Top of Data for this task
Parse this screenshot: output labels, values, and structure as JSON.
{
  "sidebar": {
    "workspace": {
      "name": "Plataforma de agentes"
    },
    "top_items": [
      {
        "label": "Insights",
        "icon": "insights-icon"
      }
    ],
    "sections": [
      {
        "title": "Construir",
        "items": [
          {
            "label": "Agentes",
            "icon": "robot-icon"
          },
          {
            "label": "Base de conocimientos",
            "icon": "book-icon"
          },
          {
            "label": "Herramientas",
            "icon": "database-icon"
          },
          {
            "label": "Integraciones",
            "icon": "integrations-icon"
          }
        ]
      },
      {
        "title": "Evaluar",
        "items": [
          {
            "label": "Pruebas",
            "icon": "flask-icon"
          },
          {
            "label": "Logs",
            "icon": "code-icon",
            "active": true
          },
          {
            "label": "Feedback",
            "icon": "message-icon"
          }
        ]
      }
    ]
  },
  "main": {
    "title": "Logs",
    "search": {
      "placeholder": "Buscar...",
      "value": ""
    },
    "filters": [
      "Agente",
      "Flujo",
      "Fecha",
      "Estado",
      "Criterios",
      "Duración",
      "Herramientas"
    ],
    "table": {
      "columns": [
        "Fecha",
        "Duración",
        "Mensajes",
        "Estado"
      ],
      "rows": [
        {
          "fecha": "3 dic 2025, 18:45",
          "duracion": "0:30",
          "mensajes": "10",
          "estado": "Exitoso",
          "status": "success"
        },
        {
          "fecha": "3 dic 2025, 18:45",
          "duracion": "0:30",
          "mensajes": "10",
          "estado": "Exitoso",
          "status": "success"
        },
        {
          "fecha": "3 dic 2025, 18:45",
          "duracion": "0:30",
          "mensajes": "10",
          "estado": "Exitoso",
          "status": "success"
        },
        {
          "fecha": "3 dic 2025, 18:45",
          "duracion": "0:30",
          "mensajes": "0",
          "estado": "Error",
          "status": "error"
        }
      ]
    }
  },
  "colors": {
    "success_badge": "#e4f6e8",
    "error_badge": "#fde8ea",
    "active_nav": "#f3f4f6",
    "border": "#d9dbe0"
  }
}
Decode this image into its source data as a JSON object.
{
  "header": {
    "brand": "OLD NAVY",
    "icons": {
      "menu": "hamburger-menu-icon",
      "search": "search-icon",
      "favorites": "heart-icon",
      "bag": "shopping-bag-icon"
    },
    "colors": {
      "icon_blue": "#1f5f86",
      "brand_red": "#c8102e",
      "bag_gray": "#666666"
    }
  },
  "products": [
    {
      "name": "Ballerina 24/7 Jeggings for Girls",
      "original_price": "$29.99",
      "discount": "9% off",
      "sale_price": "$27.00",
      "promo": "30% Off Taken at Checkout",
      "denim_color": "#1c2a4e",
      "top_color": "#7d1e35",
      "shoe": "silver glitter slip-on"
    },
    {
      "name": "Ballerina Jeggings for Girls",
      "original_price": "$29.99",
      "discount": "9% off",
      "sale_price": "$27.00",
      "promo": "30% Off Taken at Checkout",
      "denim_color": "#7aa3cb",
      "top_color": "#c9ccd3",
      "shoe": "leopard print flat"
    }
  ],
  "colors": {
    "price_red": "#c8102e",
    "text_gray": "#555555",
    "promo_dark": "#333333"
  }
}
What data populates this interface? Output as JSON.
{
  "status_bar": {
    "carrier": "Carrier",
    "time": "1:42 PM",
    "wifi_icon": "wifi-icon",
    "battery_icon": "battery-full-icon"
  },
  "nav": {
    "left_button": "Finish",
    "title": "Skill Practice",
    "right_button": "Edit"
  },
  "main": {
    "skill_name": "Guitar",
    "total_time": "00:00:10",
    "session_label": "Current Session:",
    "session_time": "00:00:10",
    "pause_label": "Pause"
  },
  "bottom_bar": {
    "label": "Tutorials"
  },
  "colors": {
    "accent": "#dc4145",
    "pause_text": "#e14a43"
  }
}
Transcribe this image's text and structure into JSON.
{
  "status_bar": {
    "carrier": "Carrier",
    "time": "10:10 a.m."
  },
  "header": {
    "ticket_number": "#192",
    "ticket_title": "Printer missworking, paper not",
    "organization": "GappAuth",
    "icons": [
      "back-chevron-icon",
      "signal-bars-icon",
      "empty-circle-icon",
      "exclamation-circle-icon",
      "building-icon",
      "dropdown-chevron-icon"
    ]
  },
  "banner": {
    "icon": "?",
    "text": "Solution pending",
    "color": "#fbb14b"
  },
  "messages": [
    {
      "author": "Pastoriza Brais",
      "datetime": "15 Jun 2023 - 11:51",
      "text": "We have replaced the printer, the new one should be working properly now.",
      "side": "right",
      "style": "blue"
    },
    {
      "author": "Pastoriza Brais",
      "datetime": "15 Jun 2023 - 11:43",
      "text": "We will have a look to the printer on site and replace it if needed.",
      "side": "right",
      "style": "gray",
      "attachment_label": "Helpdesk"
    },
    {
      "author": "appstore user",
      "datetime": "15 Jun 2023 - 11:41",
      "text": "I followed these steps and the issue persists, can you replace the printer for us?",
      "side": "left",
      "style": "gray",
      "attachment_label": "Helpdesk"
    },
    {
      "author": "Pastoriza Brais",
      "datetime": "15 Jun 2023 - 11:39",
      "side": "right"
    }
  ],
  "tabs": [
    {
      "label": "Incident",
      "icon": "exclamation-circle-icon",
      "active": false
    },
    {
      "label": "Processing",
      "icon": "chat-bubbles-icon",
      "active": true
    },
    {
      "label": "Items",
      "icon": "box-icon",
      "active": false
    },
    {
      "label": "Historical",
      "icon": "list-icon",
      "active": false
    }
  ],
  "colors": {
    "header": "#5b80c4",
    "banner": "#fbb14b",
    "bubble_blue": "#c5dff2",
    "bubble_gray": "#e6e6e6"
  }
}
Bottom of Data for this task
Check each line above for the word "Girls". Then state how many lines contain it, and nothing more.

2